Do’s and Don’ts of Flooring

What to consider — from durability to style — for what’s under foot.

Image: Toddler Approved

So many flooring choices, so little time to research which looks good, feels good, and lasts.

No worries. We’ve sorted it out for you with a handy do’s and don’ts list.

Style

DO: Consider your home’s layout. Got an open floor plan? Using the same flooring throughout the space will create a clean, continuous appearance. 

DON’T: Forget about your home’s architectural integrity. By all means, make your home a reflection of your personal style. (Get inspired by these super-cool floor ideas.) Just keep in mind that staying true to your home’s innate style will pay off when it’s time to sell. 
 
Tip: Hardwood floors are the goof-proof option.

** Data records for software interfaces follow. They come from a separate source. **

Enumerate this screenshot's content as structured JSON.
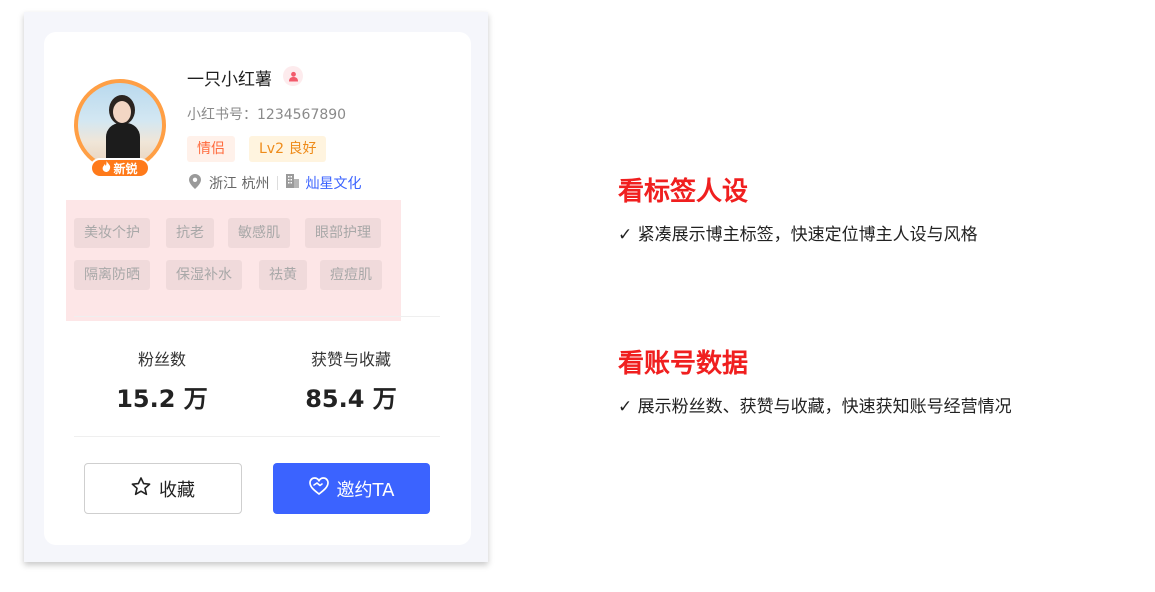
{
  "profile": {
    "name": "一只小红薯",
    "id_line": "小红书号：1234567890",
    "badge_new": "新锐",
    "tags": [
      "情侣",
      "Lv2 良好"
    ],
    "location": "浙江 杭州",
    "company": "灿星文化",
    "keywords": [
      "美妆个护",
      "抗老",
      "敏感肌",
      "眼部护理",
      "隔离防晒",
      "保湿补水",
      "祛黄",
      "痘痘肌"
    ]
  },
  "stats": {
    "followers_label": "粉丝数",
    "followers_value": "15.2 万",
    "likes_label": "获赞与收藏",
    "likes_value": "85.4 万"
  },
  "actions": {
    "favorite_label": "收藏",
    "invite_label": "邀约TA"
  },
  "features": [
    {
      "title": "看标签人设",
      "desc": "✓  紧凑展示博主标签，快速定位博主人设与风格"
    },
    {
      "title": "看账号数据",
      "desc": "✓  展示粉丝数、获赞与收藏，快速获知账号经营情况"
    }
  ],
  "colors": {
    "accent_blue": "#3b63ff",
    "title_red": "#f01f1f",
    "avatar_ring": "#ff9f45"
  }
}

Hardwood floors in a home living roomImage: Cari Field of Keller Williams Los Feliz/The New School Agents

  • Hardwood is a win-win when it comes to architectural style. It’s equally at home in both classic and contemporary abodes. You and your eventual buyers will never regret the choice.
  • It’s practical and beautiful; hardwood is strong enough for kitchen duty, but adds a homey and classic touch.

Durability

DO: Keep your local climate in mind. Damp and humid weather can shorten a floor’s lifespan. For instance, hardwood can warp.

DON’T: Underestimate wear and tear depending on where you’re planning to install new flooring. Drop a glass jar on ceramic tile and it’ll chip; heavy foot traffic will beat up pretty plush carpeting.

Tip: Properly sealed, concrete floors are a tough and good-looking choice.

Dog in a kitchen with pet-friendly concrete floorsImage: Anderson Anderson Architecture/Photographed by Anthony Vizzari

  • Concrete resists water, stains, smells, and scratches. It also won’t harbor mold or mildew.
  • It can take a pounding, so no worries there about daily wear and tear.
  • It packs an energy-saving benefit since concrete floors can retain your home’s heating and cooling.
  • The icing on the cake? It can be painted to look like wood or tile.

Related: More Great Ideas for Concrete in Your House

Comfort and Air Quality

DO: Consider comfortable flooring materials, especially in rooms where you spend a lot of time standing, such as the kitchen, and if you have small children or plan to age in place.

DON’T: Contribute to household air pollution. Both traditional vinyl flooring and newly installed carpets can emit high levels of VOCs for up to 72 hours.

Tip: Cork hits the comfort and environmental-friendly trifecta.

  • It’s a treat for feet (think kitchens) and can soften the blow when little ones fall (think basements, family rooms, kids’ rooms) thanks to microscopic air pockets that give the material its cushiness.
  • Cork is great for indoor health. It won’t hold on to dust and pollen and resists nasties like bacteria and fungi. When it comes to VOCs, go with low- or no-formaldehyde content and avoid cork-vinyl composites. How do you do that? Look for cork flooring products that are either Floorscore or Greenguard certified, or that qualify for a LEED point for low-emitting materials. Also, if you’re using a sealer or an adhesive select a low- or no-VOC product.
  • It’s sustainably harvested. Cork flooring is made from cork oak bark. Since the bark grows back, the tree is left standing.

Tip: You’ll want to seal cork every few years to help protect it from any standing water; it’s water resistant but not waterproof. 

DO: Add carpet. It’s great for maximizing comfort, and it can cost much less than other types of flooring. For a 12-foot-by-12-foot room, you could expect to pay about $1,580 to $3,190 in materials and labor for hardwood versus $335 to $700 for carpet.

A carpeted bedroomImage: Dana Willard of MADE

New fiber technologies have made carpet more durable (think longer wear and superior color-fastness), stain resistant, and even eco-friendly (some carpets are made from recycled materials, like plastic bottles, and natural fibers). The key is picking and maintaining the right carpet for your home and lifestyle. For example, a dense carpet with a short pile height (half an inch or less) is best for high-traffic areas. 

DON’T: Think carpet is off the table because you have allergies.  Several studies suggest that carpet doesn’t cause allergies or make asthma worse.

  • Since carpet traps particulates, like dust and dander, it can act as a filter and bring relief to some people, according to a recent Spanish study.
  • Frequent vacuuming, using a doormat to eliminate the amount of dirt that comes into your home, and a yearly deep cleaning can keep your carpet in good shape for years to come while retaining good air quality. 

Related: 5 Good Reasons to Give Carpet a Chance